Just came across a recent piece by Carletto et al. in the Journal of Development Economics:
Carletto et al. say:
This paper revisits the role of land measurement error in the inverse farm size and productivity relationship (IR). By making use of data from a nationally representative household survey from Uganda, in which self-reported land size information is complemented by plot measurements collected using Global Position System (GPS) devices we reject the hypothesis that IR may just be a statistical artifact linked to problems with land measurement error. In particular, we explore: (i) what are the determinants of the bias in land measurement, (ii) how this bias varies systematically with plot size and landholding, and (iii) the extent to which land measurement error affects the relative advantage of smallholders implied by the IR. Our findings indicate that using an improved measure of land size strengthens the evidence in support of the existence of the IR.

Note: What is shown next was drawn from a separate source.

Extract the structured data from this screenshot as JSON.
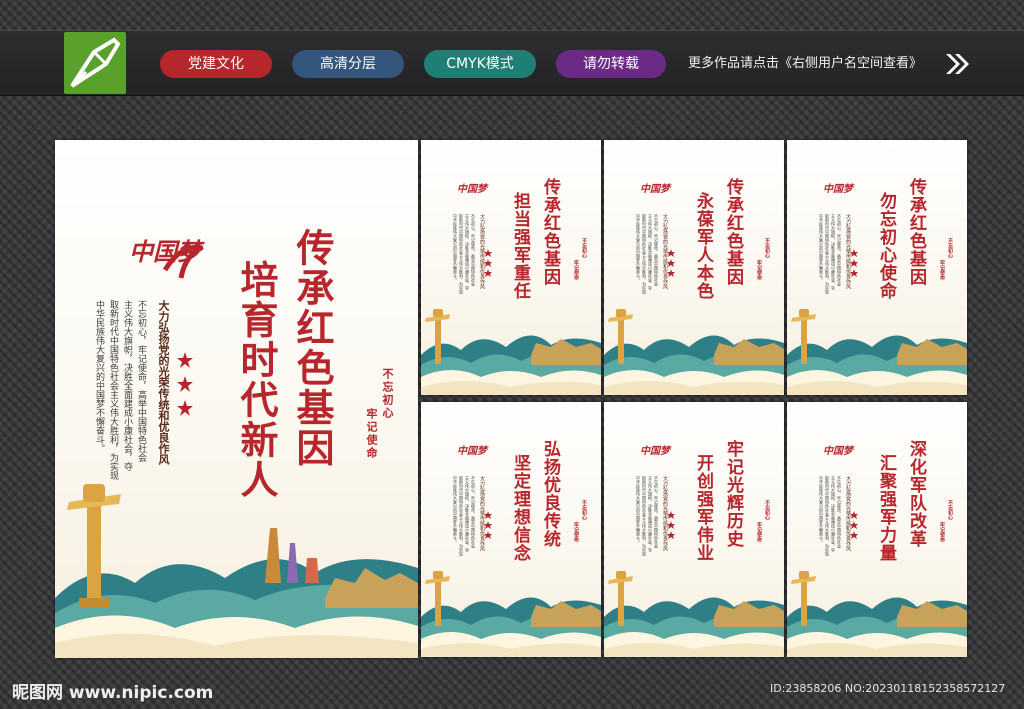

(Emphasis added.) The Inverse Relationship (IR) argument has been around (at least) since work by Nobel winner Amartya Sen in the 1960s. It has weathered some slings and arrows of meaningful academic critique though I have to say it always strikes me as somewhat curious that it is more often treated as something to be explained away rather than something to be explained. That is, if you read the linked piece by Duke economist Marc Bellamare (a graduate of Cornell’s ag economics program, a program I had peripheral contact with during my time at Cornell), I think one would find it fair to say that he grants that it could be a real and consistent dynamic, but that he treats the possibility as being doubtful. The thing that I find a bit grating is that the usual hypotheses advanced to explain the IR do not include the one I (perhaps somewhat imperiously) view as the most likely: that ecological heterogeneity causes diseconomies of scale. That is, the economies of scale of larger farmers tend to come from homogenization–monocultural fields that can be machine-tended because of regular spacing, genetic uniformity, etc. But if environments–not just soil, mind you, but both biotic and abiotic elements–are typically heterogeneous (which they are) then one might expect that the efforts needed to create and maintain the scale-able homogeneity might detract from total productivity and efficiency. The over-simple example I usually give is that you might have a piece of land consisting of a marshy area, a forest, and a field. In terms of ecological/agricultural productivity, it seems like you might produce more total usable biomass by using the marsh for nutrients (“organic-rich silt“), pest predator source populations (say), fishing, and more; the field for a polyculture of some kind; and the forest for, say, a small population of pigs, small amount of harvestable timber, and moisture/water regulation (as in the infamous Polyface Farm, say). You cannot, of course, easily sell a small amount of fish, timber, marsh muck, squash, beans, and corn to Whole Foods or WinCo. You cannot drive over them all with a tractor, even one with GPS. But you might produce more food per unit area. That is: Joel Salatin‘s method is probably not scaleable in the way we think of most large farms–even though his farm is pretty large, to be fair, it’s also hella-diverse.
Empirically, I haven’t seen much done with this hypothesis of “mine”. (Really, I draw it from numerous conversations with John Vandermeer while I was doing my PhD.) But it seems highly ecologically plausible, and even quite possibly likely. But even if it’s to be eventually proven wrong, I would like to see it included in the knee-jerk “But have you considered?“